Can’t feel bad for not seeing it, since even top pros missed it in their big title game ^^

It’s hard for 0k players too…


I am certainly no expert on Japanese rules, but I can confirm that this is indeed the common interpretation. Someone could dig up some Japanese pro games that went to scoring with a multi-chain seki to confirm, but I’ll just give this reference in the meantime:

Antti Törmänen (Japanese pro) mentions the position below in his endgame book. He says that throwing in at A is a common mistake, since it loses a point.



This is a good example of the difference. Here “a” (and the point above it) is “eye space adjacent a group which possess dame” and so is not territory.
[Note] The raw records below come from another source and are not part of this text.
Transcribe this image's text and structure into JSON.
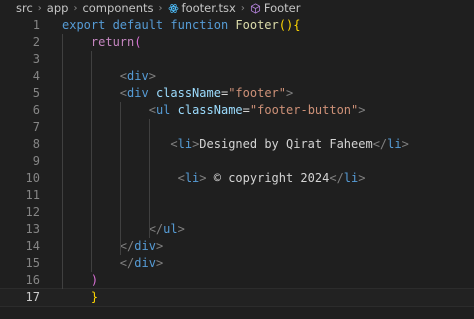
{
  "breadcrumb": {
    "items": [
      "src",
      "app",
      "components",
      "footer.tsx",
      "Footer"
    ],
    "icons": [
      "chevron-right",
      "react-icon",
      "symbol-cube-icon"
    ]
  },
  "editor": {
    "active_line": 17,
    "lines": [
      {
        "n": "1",
        "tokens": [
          [
            "kw",
            "export "
          ],
          [
            "kw",
            "default "
          ],
          [
            "kw",
            "function "
          ],
          [
            "fn",
            "Footer"
          ],
          [
            "p1",
            "()"
          ],
          [
            "p1",
            "{"
          ]
        ]
      },
      {
        "n": "2",
        "tokens": [
          [
            "txt",
            "    "
          ],
          [
            "kw2",
            "return"
          ],
          [
            "p2",
            "("
          ]
        ]
      },
      {
        "n": "3",
        "tokens": []
      },
      {
        "n": "4",
        "tokens": [
          [
            "txt",
            "        "
          ],
          [
            "bracket",
            "<"
          ],
          [
            "tag",
            "div"
          ],
          [
            "bracket",
            ">"
          ]
        ]
      },
      {
        "n": "5",
        "tokens": [
          [
            "txt",
            "        "
          ],
          [
            "bracket",
            "<"
          ],
          [
            "tag",
            "div "
          ],
          [
            "attr",
            "className"
          ],
          [
            "txt",
            "="
          ],
          [
            "str",
            "\"footer\""
          ],
          [
            "bracket",
            ">"
          ]
        ]
      },
      {
        "n": "6",
        "tokens": [
          [
            "txt",
            "            "
          ],
          [
            "bracket",
            "<"
          ],
          [
            "tag",
            "ul "
          ],
          [
            "attr",
            "className"
          ],
          [
            "txt",
            "="
          ],
          [
            "str",
            "\"footer-button\""
          ],
          [
            "bracket",
            ">"
          ]
        ]
      },
      {
        "n": "7",
        "tokens": []
      },
      {
        "n": "8",
        "tokens": [
          [
            "txt",
            "               "
          ],
          [
            "bracket",
            "<"
          ],
          [
            "tag",
            "li"
          ],
          [
            "bracket",
            ">"
          ],
          [
            "txt",
            "Designed by Qirat Faheem"
          ],
          [
            "bracket",
            "</"
          ],
          [
            "tag",
            "li"
          ],
          [
            "bracket",
            ">"
          ]
        ]
      },
      {
        "n": "9",
        "tokens": []
      },
      {
        "n": "10",
        "tokens": [
          [
            "txt",
            "                "
          ],
          [
            "bracket",
            "<"
          ],
          [
            "tag",
            "li"
          ],
          [
            "bracket",
            ">"
          ],
          [
            "txt",
            " © copyright 2024"
          ],
          [
            "bracket",
            "</"
          ],
          [
            "tag",
            "li"
          ],
          [
            "bracket",
            ">"
          ]
        ]
      },
      {
        "n": "11",
        "tokens": []
      },
      {
        "n": "12",
        "tokens": []
      },
      {
        "n": "13",
        "tokens": [
          [
            "txt",
            "            "
          ],
          [
            "bracket",
            "</"
          ],
          [
            "tag",
            "ul"
          ],
          [
            "bracket",
            ">"
          ]
        ]
      },
      {
        "n": "14",
        "tokens": [
          [
            "txt",
            "        "
          ],
          [
            "bracket",
            "</"
          ],
          [
            "tag",
            "div"
          ],
          [
            "bracket",
            ">"
          ]
        ]
      },
      {
        "n": "15",
        "tokens": [
          [
            "txt",
            "        "
          ],
          [
            "bracket",
            "</"
          ],
          [
            "tag",
            "div"
          ],
          [
            "bracket",
            ">"
          ]
        ]
      },
      {
        "n": "16",
        "tokens": [
          [
            "txt",
            "    "
          ],
          [
            "p2",
            ")"
          ]
        ]
      },
      {
        "n": "17",
        "tokens": [
          [
            "txt",
            "    "
          ],
          [
            "p1",
            "}"
          ]
        ]
      }
    ]
  }
}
It’s like t16 in the game above. But the other “eye spaces” are surrounded by white groups that do not possess dame. But this hinges on the term group being adjacent stones rather than a broader definition along the lines of “stones adjacent to others of the same colour or eye space entirely surrounded by stones of that colour”. I feel this kind of definition is a bit of a stretch.

We might have slightly different ideas on what’s straightforward :slight_smile:
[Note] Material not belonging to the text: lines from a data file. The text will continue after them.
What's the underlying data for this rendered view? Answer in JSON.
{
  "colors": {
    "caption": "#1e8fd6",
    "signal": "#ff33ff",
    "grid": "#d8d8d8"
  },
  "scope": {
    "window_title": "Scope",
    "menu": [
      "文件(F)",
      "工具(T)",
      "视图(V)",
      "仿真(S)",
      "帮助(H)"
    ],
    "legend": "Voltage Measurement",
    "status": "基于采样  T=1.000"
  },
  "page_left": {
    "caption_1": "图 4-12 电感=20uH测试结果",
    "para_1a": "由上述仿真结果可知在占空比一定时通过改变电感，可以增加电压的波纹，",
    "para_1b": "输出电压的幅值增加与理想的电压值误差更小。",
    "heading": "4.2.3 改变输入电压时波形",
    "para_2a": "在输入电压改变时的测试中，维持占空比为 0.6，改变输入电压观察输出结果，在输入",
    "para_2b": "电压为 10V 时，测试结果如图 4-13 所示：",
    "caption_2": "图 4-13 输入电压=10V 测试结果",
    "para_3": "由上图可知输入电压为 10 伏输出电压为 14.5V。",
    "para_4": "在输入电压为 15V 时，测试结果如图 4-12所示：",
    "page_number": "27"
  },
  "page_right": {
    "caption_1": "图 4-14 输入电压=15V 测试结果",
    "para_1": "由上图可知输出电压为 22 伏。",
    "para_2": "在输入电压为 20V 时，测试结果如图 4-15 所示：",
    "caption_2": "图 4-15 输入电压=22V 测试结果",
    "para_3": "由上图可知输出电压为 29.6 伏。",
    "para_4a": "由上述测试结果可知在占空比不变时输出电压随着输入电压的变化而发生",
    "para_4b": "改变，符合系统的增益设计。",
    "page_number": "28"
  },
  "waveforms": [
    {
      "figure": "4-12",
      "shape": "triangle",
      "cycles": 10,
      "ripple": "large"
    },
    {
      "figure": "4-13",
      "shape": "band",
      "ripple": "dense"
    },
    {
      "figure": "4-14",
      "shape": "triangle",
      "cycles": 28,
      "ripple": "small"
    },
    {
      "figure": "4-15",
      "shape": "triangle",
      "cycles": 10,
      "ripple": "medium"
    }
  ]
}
But actually thank you for explaining, it made it much clearer - I wouldn’t have even thought of the under the stones in this situation.


Yes I see what you mean. It’s kind of hilarious that the Japanese rules (at least that specific translation) fails to define something so basic, but if you go through the whole thing and read between the lines, the most reasonable interpretation is that group does not mean chain (at least in the context of determining what is in seki).